▶ **What you are asked to do**: Show me each line of the listing below where the word "Host" appears.

▶ **Data extracts**:
++++

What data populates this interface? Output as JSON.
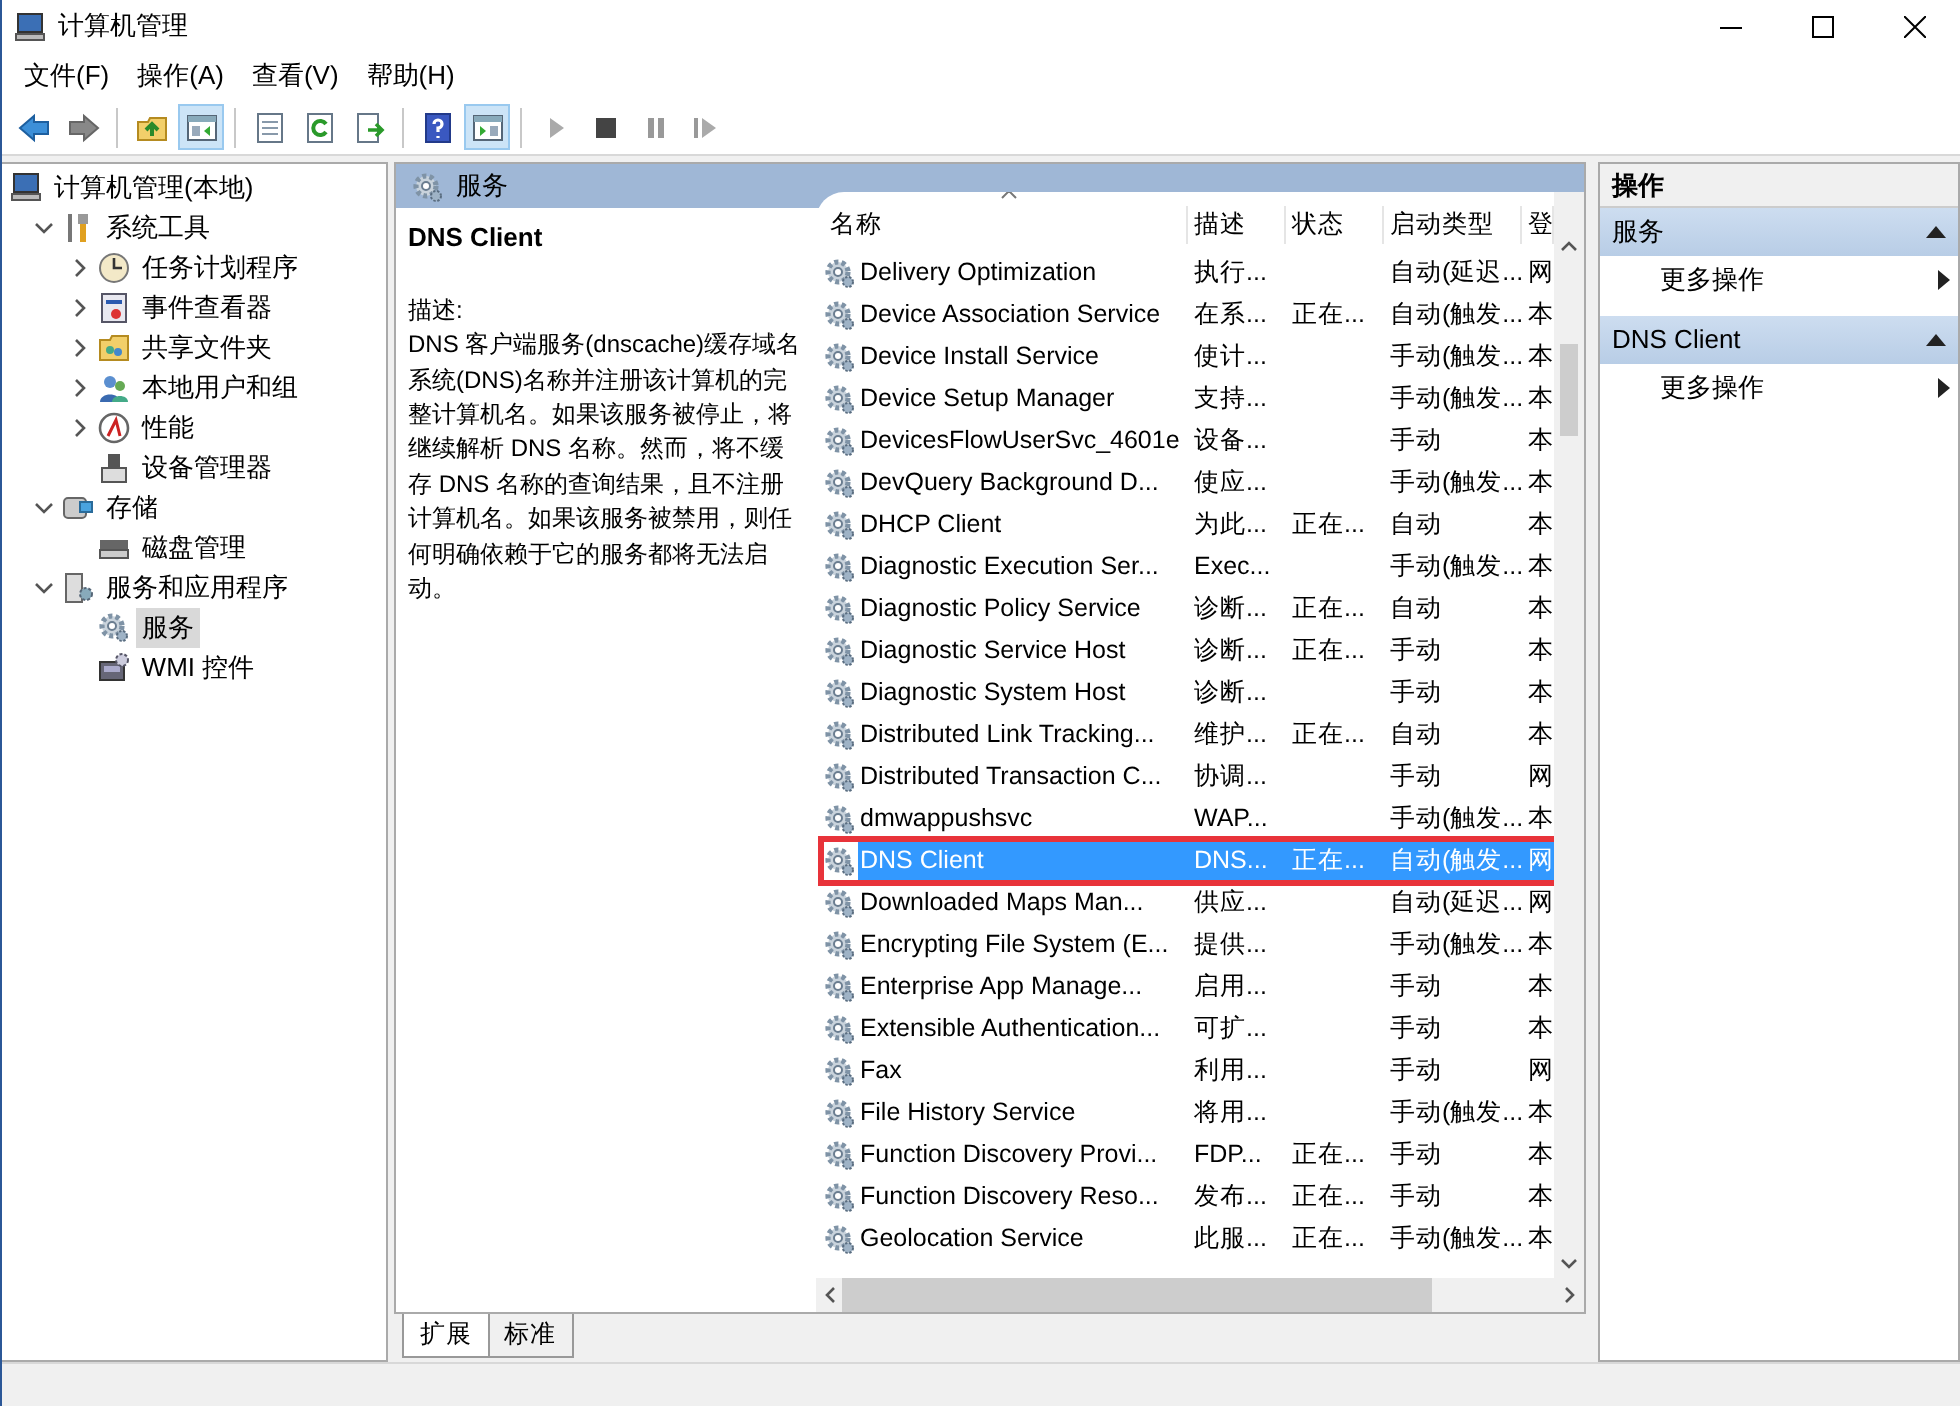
{
  "window": {
    "title": "计算机管理"
  },
  "menu": [
    "文件(F)",
    "操作(A)",
    "查看(V)",
    "帮助(H)"
  ],
  "toolbar": [
    {
      "kind": "back",
      "pressed": false
    },
    {
      "kind": "forward",
      "pressed": false
    },
    {
      "kind": "sep"
    },
    {
      "kind": "up",
      "pressed": false
    },
    {
      "kind": "tree",
      "pressed": true
    },
    {
      "kind": "sep"
    },
    {
      "kind": "props",
      "pressed": false
    },
    {
      "kind": "refresh",
      "pressed": false
    },
    {
      "kind": "export",
      "pressed": false
    },
    {
      "kind": "sep"
    },
    {
      "kind": "help",
      "pressed": false
    },
    {
      "kind": "pane",
      "pressed": true
    },
    {
      "kind": "sep"
    },
    {
      "kind": "play",
      "pressed": false
    },
    {
      "kind": "stop",
      "pressed": false
    },
    {
      "kind": "pause",
      "pressed": false
    },
    {
      "kind": "resume",
      "pressed": false
    }
  ],
  "tree": [
    {
      "label": "计算机管理(本地)",
      "kind": "computer",
      "selected": false,
      "children": [
        {
          "label": "系统工具",
          "kind": "tools",
          "expanded": true,
          "selected": false,
          "children": [
            {
              "label": "任务计划程序",
              "kind": "clock",
              "expanded": false,
              "selected": false
            },
            {
              "label": "事件查看器",
              "kind": "event",
              "expanded": false,
              "selected": false
            },
            {
              "label": "共享文件夹",
              "kind": "share",
              "expanded": false,
              "selected": false
            },
            {
              "label": "本地用户和组",
              "kind": "users",
              "expanded": false,
              "selected": false
            },
            {
              "label": "性能",
              "kind": "perf",
              "expanded": false,
              "selected": false
            },
            {
              "label": "设备管理器",
              "kind": "device",
              "selected": false
            }
          ]
        },
        {
          "label": "存储",
          "kind": "storage",
          "expanded": true,
          "selected": false,
          "children": [
            {
              "label": "磁盘管理",
              "kind": "disk",
              "selected": false
            }
          ]
        },
        {
          "label": "服务和应用程序",
          "kind": "apps",
          "expanded": true,
          "selected": false,
          "children": [
            {
              "label": "服务",
              "kind": "service",
              "selected": true
            },
            {
              "label": "WMI 控件",
              "kind": "wmi",
              "selected": false
            }
          ]
        }
      ]
    }
  ],
  "services": {
    "header": "服务",
    "detail": {
      "title": "DNS Client",
      "label": "描述:",
      "text": "DNS 客户端服务(dnscache)缓存域名系统(DNS)名称并注册该计算机的完整计算机名。如果该服务被停止，将继续解析 DNS 名称。然而，将不缓存 DNS 名称的查询结果，且不注册计算机名。如果该服务被禁用，则任何明确依赖于它的服务都将无法启动。"
    },
    "columns": [
      "名称",
      "描述",
      "状态",
      "启动类型",
      "登"
    ],
    "rows": [
      {
        "name": "Delivery Optimization",
        "description": "执行...",
        "startup": "自动(延迟...",
        "logon": "网",
        "selected": false
      },
      {
        "name": "Device Association Service",
        "description": "在系...",
        "status": "正在...",
        "startup": "自动(触发...",
        "logon": "本",
        "selected": false
      },
      {
        "name": "Device Install Service",
        "description": "使计...",
        "startup": "手动(触发...",
        "logon": "本",
        "selected": false
      },
      {
        "name": "Device Setup Manager",
        "description": "支持...",
        "startup": "手动(触发...",
        "logon": "本",
        "selected": false
      },
      {
        "name": "DevicesFlowUserSvc_4601e",
        "description": "设备...",
        "startup": "手动",
        "logon": "本",
        "selected": false
      },
      {
        "name": "DevQuery Background D...",
        "description": "使应...",
        "startup": "手动(触发...",
        "logon": "本",
        "selected": false
      },
      {
        "name": "DHCP Client",
        "description": "为此...",
        "status": "正在...",
        "startup": "自动",
        "logon": "本",
        "selected": false
      },
      {
        "name": "Diagnostic Execution Ser...",
        "description": "Exec...",
        "startup": "手动(触发...",
        "logon": "本",
        "selected": false
      },
      {
        "name": "Diagnostic Policy Service",
        "description": "诊断...",
        "status": "正在...",
        "startup": "自动",
        "logon": "本",
        "selected": false
      },
      {
        "name": "Diagnostic Service Host",
        "description": "诊断...",
        "status": "正在...",
        "startup": "手动",
        "logon": "本",
        "selected": false
      },
      {
        "name": "Diagnostic System Host",
        "description": "诊断...",
        "startup": "手动",
        "logon": "本",
        "selected": false
      },
      {
        "name": "Distributed Link Tracking...",
        "description": "维护...",
        "status": "正在...",
        "startup": "自动",
        "logon": "本",
        "selected": false
      },
      {
        "name": "Distributed Transaction C...",
        "description": "协调...",
        "startup": "手动",
        "logon": "网",
        "selected": false
      },
      {
        "name": "dmwappushsvc",
        "description": "WAP...",
        "startup": "手动(触发...",
        "logon": "本",
        "selected": false
      },
      {
        "name": "DNS Client",
        "description": "DNS...",
        "status": "正在...",
        "startup": "自动(触发...",
        "logon": "网",
        "selected": true,
        "annotated": true
      },
      {
        "name": "Downloaded Maps Man...",
        "description": "供应...",
        "startup": "自动(延迟...",
        "logon": "网",
        "selected": false
      },
      {
        "name": "Encrypting File System (E...",
        "description": "提供...",
        "startup": "手动(触发...",
        "logon": "本",
        "selected": false
      },
      {
        "name": "Enterprise App Manage...",
        "description": "启用...",
        "startup": "手动",
        "logon": "本",
        "selected": false
      },
      {
        "name": "Extensible Authentication...",
        "description": "可扩...",
        "startup": "手动",
        "logon": "本",
        "selected": false
      },
      {
        "name": "Fax",
        "description": "利用...",
        "startup": "手动",
        "logon": "网",
        "selected": false
      },
      {
        "name": "File History Service",
        "description": "将用...",
        "startup": "手动(触发...",
        "logon": "本",
        "selected": false
      },
      {
        "name": "Function Discovery Provi...",
        "description": "FDP...",
        "status": "正在...",
        "startup": "手动",
        "logon": "本",
        "selected": false
      },
      {
        "name": "Function Discovery Reso...",
        "description": "发布...",
        "status": "正在...",
        "startup": "手动",
        "logon": "本",
        "selected": false
      },
      {
        "name": "Geolocation Service",
        "description": "此服...",
        "status": "正在...",
        "startup": "手动(触发...",
        "logon": "本",
        "selected": false
      }
    ],
    "view_tabs": [
      {
        "label": "扩展",
        "selected": true
      },
      {
        "label": "标准",
        "selected": false
      }
    ]
  },
  "actions": {
    "title": "操作",
    "sections": [
      {
        "title": "服务",
        "items": [
          "更多操作"
        ]
      },
      {
        "title": "DNS Client",
        "items": [
          "更多操作"
        ]
      }
    ]
  }
}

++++

▶ **Answer for the task**:
        "name": "Diagnostic Service Host",
        "name": "Diagnostic System Host",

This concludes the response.